▸ Record extracts:
━━━━

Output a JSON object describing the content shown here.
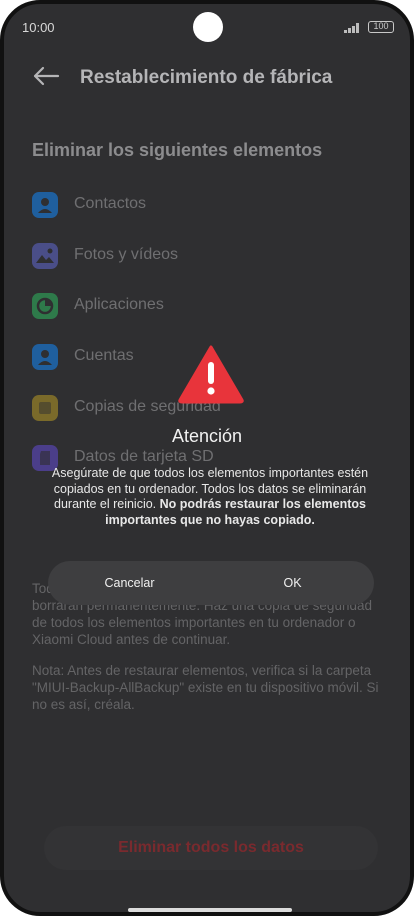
{
  "status_bar": {
    "time": "10:00",
    "battery": "100"
  },
  "header": {
    "title": "Restablecimiento de fábrica"
  },
  "section_title": "Eliminar los siguientes elementos",
  "items": [
    {
      "label": "Contactos",
      "icon": "contacts-icon",
      "color": "#1f5f9e"
    },
    {
      "label": "Fotos y vídeos",
      "icon": "photos-icon",
      "color": "#4a4e88"
    },
    {
      "label": "Aplicaciones",
      "icon": "apps-icon",
      "color": "#2e7a4a"
    },
    {
      "label": "Cuentas",
      "icon": "accounts-icon",
      "color": "#1f5f9e"
    },
    {
      "label": "Copias de seguridad",
      "icon": "backup-icon",
      "color": "#7a6a2a"
    },
    {
      "label": "Datos de tarjeta SD",
      "icon": "sdcard-icon",
      "color": "#4b3e8a"
    }
  ],
  "description_1": "Todos los elementos enumerados anteriormente se borrarán permanentemente. Haz una copia de seguridad de todos los elementos importantes en tu ordenador o Xiaomi Cloud antes de continuar.",
  "description_2": "Nota: Antes de restaurar elementos, verifica si la carpeta \"MIUI-Backup-AllBackup\" existe en tu dispositivo móvil. Si no es así, créala.",
  "erase_button": "Eliminar todos los datos",
  "dialog": {
    "title": "Atención",
    "message_plain": "Asegúrate de que todos los elementos importantes estén copiados en tu ordenador. Todos los datos se eliminarán durante el reinicio.",
    "message_bold": "No podrás restaurar los elementos importantes que no hayas copiado.",
    "cancel": "Cancelar",
    "ok": "OK",
    "warning_color": "#e8343b"
  }
}
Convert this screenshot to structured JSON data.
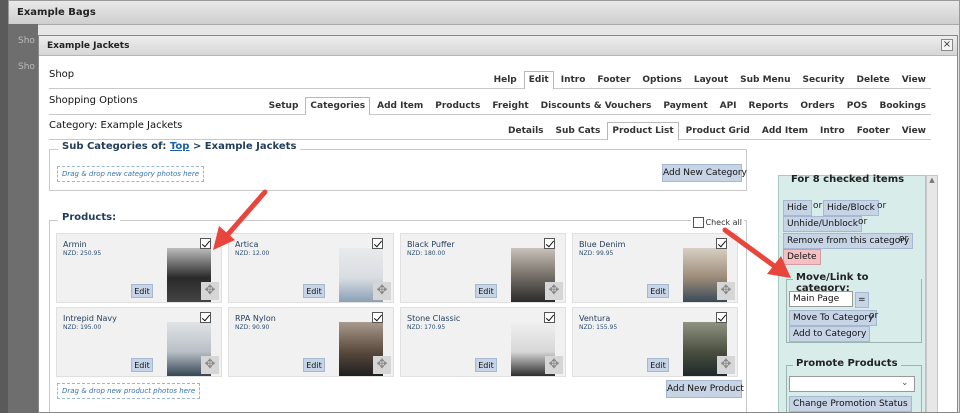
{
  "background_window": {
    "title": "Example Bags",
    "snippets": [
      "Sho",
      "Sho"
    ]
  },
  "dialog": {
    "title": "Example Jackets",
    "close_glyph": "×",
    "rows": [
      {
        "title": "Shop",
        "tabs": [
          "Help",
          "Edit",
          "Intro",
          "Footer",
          "Options",
          "Layout",
          "Sub Menu",
          "Security",
          "Delete",
          "View"
        ],
        "active": 1
      },
      {
        "title": "Shopping Options",
        "tabs": [
          "Setup",
          "Categories",
          "Add Item",
          "Products",
          "Freight",
          "Discounts & Vouchers",
          "Payment",
          "API",
          "Reports",
          "Orders",
          "POS",
          "Bookings"
        ],
        "active": 1
      },
      {
        "title": "Category: Example Jackets",
        "tabs": [
          "Details",
          "Sub Cats",
          "Product List",
          "Product Grid",
          "Add Item",
          "Intro",
          "Footer",
          "View"
        ],
        "active": 2
      }
    ]
  },
  "subcategories": {
    "legend_prefix": "Sub Categories of:",
    "legend_link": "Top",
    "legend_suffix": "> Example Jackets",
    "dropzone": "Drag & drop new category photos here",
    "add_button": "Add New Category"
  },
  "products": {
    "legend": "Products:",
    "check_all": "Check all",
    "dropzone": "Drag & drop new product photos here",
    "add_button": "Add New Product",
    "edit_label": "Edit",
    "move_glyph": "✥",
    "items": [
      {
        "name": "Armin",
        "price": "NZD: 250.95",
        "checked": true
      },
      {
        "name": "Artica",
        "price": "NZD: 12.00",
        "checked": true
      },
      {
        "name": "Black Puffer",
        "price": "NZD: 180.00",
        "checked": true
      },
      {
        "name": "Blue Denim",
        "price": "NZD: 99.95",
        "checked": true
      },
      {
        "name": "Intrepid Navy",
        "price": "NZD: 195.00",
        "checked": true
      },
      {
        "name": "RPA Nylon",
        "price": "NZD: 90.90",
        "checked": true
      },
      {
        "name": "Stone Classic",
        "price": "NZD: 170.95",
        "checked": true
      },
      {
        "name": "Ventura",
        "price": "NZD: 155.95",
        "checked": true
      }
    ]
  },
  "side_panel": {
    "heading": "For 8 checked items",
    "hide": "Hide",
    "hide_block": "Hide/Block",
    "unhide": "Unhide/Unblock",
    "remove": "Remove from this category",
    "delete": "Delete",
    "or": "or",
    "move_legend": "Move/Link to category:",
    "category_value": "Main Page",
    "equals": "=",
    "move_button": "Move To Category",
    "add_button": "Add to Category",
    "promote_legend": "Promote Products",
    "promotion_value": "",
    "promotion_button": "Change Promotion Status"
  },
  "colors": {
    "arrow": "#e8453c",
    "button": "#c7d4e6",
    "panel": "#d8ece9",
    "delete_button": "#f4c0c4"
  }
}
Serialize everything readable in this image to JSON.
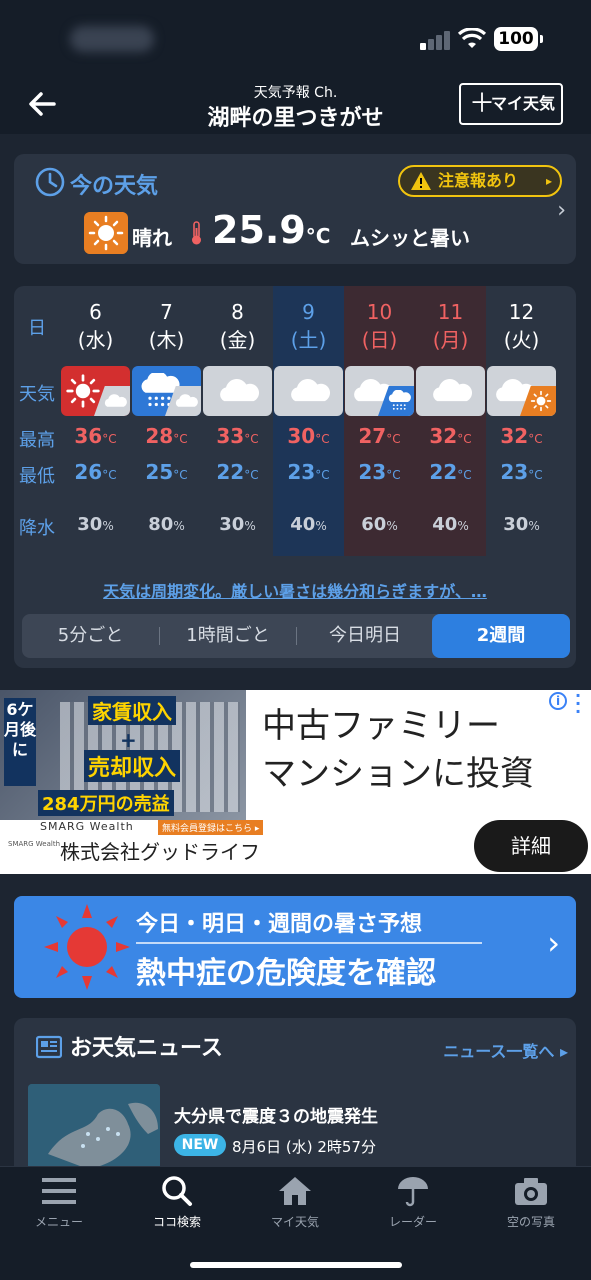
{
  "header": {
    "sub": "天気予報 Ch.",
    "title": "湖畔の里つきがせ",
    "my_weather_label": "マイ天気"
  },
  "now": {
    "title": "今の天気",
    "caution": "注意報あり",
    "condition": "晴れ",
    "temp": "25.9",
    "temp_unit": "°C",
    "feel": "ムシッと暑い"
  },
  "forecast": {
    "labels": {
      "day": "日",
      "weather": "天気",
      "high": "最高",
      "low": "最低",
      "precip": "降水"
    },
    "days": [
      {
        "num": "6",
        "dow": "(水)",
        "hi": "36",
        "lo": "26",
        "pr": "30",
        "icon_main": "sunny",
        "icon_sub": "cloudy"
      },
      {
        "num": "7",
        "dow": "(木)",
        "hi": "28",
        "lo": "25",
        "pr": "80",
        "icon_main": "rain",
        "icon_sub": "cloudy"
      },
      {
        "num": "8",
        "dow": "(金)",
        "hi": "33",
        "lo": "22",
        "pr": "30",
        "icon_main": "cloudy",
        "icon_sub": ""
      },
      {
        "num": "9",
        "dow": "(土)",
        "hi": "30",
        "lo": "23",
        "pr": "40",
        "icon_main": "cloudy",
        "icon_sub": ""
      },
      {
        "num": "10",
        "dow": "(日)",
        "hi": "27",
        "lo": "23",
        "pr": "60",
        "icon_main": "cloudy",
        "icon_sub": "rain"
      },
      {
        "num": "11",
        "dow": "(月)",
        "hi": "32",
        "lo": "22",
        "pr": "40",
        "icon_main": "cloudy",
        "icon_sub": ""
      },
      {
        "num": "12",
        "dow": "(火)",
        "hi": "32",
        "lo": "23",
        "pr": "30",
        "icon_main": "cloudy",
        "icon_sub": "sunny"
      }
    ],
    "unit_temp": "°C",
    "unit_precip": "%",
    "summary_link": "天気は周期変化。厳しい暑さは幾分和らぎますが、…",
    "tabs": [
      "5分ごと",
      "1時間ごと",
      "今日明日",
      "2週間"
    ]
  },
  "ad": {
    "badge": "6ケ月後に",
    "line1": "家賃収入",
    "plus": "+",
    "line2": "売却収入",
    "amount": "284万円の売益",
    "brand": "SMARG Wealth",
    "cta_small": "無料会員登録はこちら ▸",
    "headline1": "中古ファミリー",
    "headline2": "マンションに投資",
    "foot_brand": "SMARG Wealth",
    "company": "株式会社グッドライフ",
    "detail": "詳細"
  },
  "heat": {
    "line1": "今日・明日・週間の暑さ予想",
    "line2": "熱中症の危険度を確認"
  },
  "news": {
    "title": "お天気ニュース",
    "more": "ニュース一覧へ",
    "item_title": "大分県で震度３の地震発生",
    "badge": "NEW",
    "date": "8月6日 (水) 2時57分"
  },
  "nav": [
    "メニュー",
    "ココ検索",
    "マイ天気",
    "レーダー",
    "空の写真"
  ],
  "status": {
    "battery": "100"
  }
}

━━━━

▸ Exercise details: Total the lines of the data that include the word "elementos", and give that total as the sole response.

▸ Answer section: 5